Toilets and I, we have issues. Not that I don't like using them -- I was only kidding about outhouses, really -- but sometimes they plot against me, and now they're after my daughter as well. Last weekend we went to some people's house for brunch. I'd met them briefly once or twice -- Ben knew them from elsewhere and they were super nice. Which is why it was a tad embarrassing to report to the man of the house that my four-year-old daughter had managed to clog their toilet. Yes, folks, she has talent, as we have documented. It gets worse; this family does not own a plumber's helper. I'm not even going to discuss what I did to try (unsuccessfully) to solve the problem. I offered to go back to our house and fetch one, but the Man tut-tutted and headed into the bathroom. Silence, followed by some disturbingly vigorous sounds, and then a triumphant flush and gurgle. Turns out he had employed the toilet brush in ways not recommended by the manufacturer. Exactly how, I don't know; I was in the hallway twisting a handkerchief in my sweaty hands. Well, at least I know what to give them for Hanukkah.

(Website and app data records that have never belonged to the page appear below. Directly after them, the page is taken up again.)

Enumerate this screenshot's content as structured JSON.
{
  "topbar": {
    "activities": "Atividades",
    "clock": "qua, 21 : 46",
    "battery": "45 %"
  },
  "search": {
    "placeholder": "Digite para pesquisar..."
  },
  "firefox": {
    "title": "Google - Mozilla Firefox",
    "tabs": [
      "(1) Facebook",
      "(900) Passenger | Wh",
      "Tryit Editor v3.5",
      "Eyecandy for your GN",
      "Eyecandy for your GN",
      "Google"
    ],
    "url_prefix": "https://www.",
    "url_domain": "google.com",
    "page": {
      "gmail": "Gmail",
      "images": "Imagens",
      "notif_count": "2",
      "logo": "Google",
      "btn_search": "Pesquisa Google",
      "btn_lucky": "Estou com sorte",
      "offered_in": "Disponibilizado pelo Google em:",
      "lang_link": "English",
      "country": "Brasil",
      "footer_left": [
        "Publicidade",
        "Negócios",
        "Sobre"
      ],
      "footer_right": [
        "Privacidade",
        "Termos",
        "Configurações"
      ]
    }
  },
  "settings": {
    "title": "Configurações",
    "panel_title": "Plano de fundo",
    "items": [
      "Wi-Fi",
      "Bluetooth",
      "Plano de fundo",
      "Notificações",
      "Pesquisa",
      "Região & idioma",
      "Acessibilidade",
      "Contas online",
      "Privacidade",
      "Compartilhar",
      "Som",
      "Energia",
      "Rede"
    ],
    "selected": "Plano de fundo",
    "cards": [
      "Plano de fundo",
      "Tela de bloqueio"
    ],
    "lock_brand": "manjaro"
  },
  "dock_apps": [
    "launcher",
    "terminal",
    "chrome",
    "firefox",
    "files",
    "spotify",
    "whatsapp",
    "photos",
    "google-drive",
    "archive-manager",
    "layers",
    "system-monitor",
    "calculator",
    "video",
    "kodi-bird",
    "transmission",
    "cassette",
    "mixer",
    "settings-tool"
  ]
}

This was not the first time, however. There was the memorable episode in the bathroom of the house I grew up in. I must have been in my early teens at the time. So I'm concluding things in the usual way; I had pressed the toilet flush lever and was now shaking a large can of Lysol spray. Well, guess what. The cap wasn't on securely and it flew off -- right into the toilet. Ha ha. Except that the bowl was almost empty and there was considerable negative pressure, meaning the cap was sucked into the pipe beneath. And the cap's circumference was about two microns smaller than that of the pipe. And plumber's helpers push things farther in, which was definitely no help at all. So I had to confess to my father, who retired into the john muttering but not overly concerned, until he realized the extent of the problem, which ultimately required him to unscrew the toilet from the floor, hoist it up, carry it outdoors and attack the pipe full-bore from both ends with various bits of metal and other devices. Fortunately he remembered to turn off the water first, or things could have gotten really ugly. But it was ugly enough seeing our trusty commode lying unnaturally on its side like a cow giving birth. All ended well, I'm happy to report, though I don't think my father ever believed me that the whole thing was truly an accident that just happened to require exquisite timing on my part.
Why do I bring up all these painful memories now? Because the issues are still dogging me. Today at work I used the rest room upstairs, one of two self-contained bathrooms shared by about 30 people (no stalls, thank God). I kicked the flush handle just the way I always do, and the toilet seemed to function perfectly, except that there was still some toilet paper visible afterwards. and no, I did NOT use an excessive amount. I'm very sensitive to these things, though not as frugal as some people I know (more than one, both males) who insist that four folded squares is all you need. Anyway, the water in this toilet has a way of swirling over and over rather than just going straight down, so this isn't the first time this had happened. So I flushed again. Same result. And again -- ditto. And yet again, this time with feeling. Except this time, the toilet didn't stop flushing. You know how those commercial things are -- there's no tank but high-pressure water seems to come from somewhere. And it's loud when it's flushing, especially when it goes on and on. Plus some water was leaking onto the floor from somewhere. Well, there was no sneaking away, so I mustered what dignity I could and informed the office manager, who happened to be standing right outside. Presumably the repair and maintenance folks will fix the problem before water starts dribbling on the desks of people with offices on the floor below.
We're finally about to start work on our "forever house" as the kids call it, and of course at some point we'll have to select appliances. I'm thinking turbo-charged.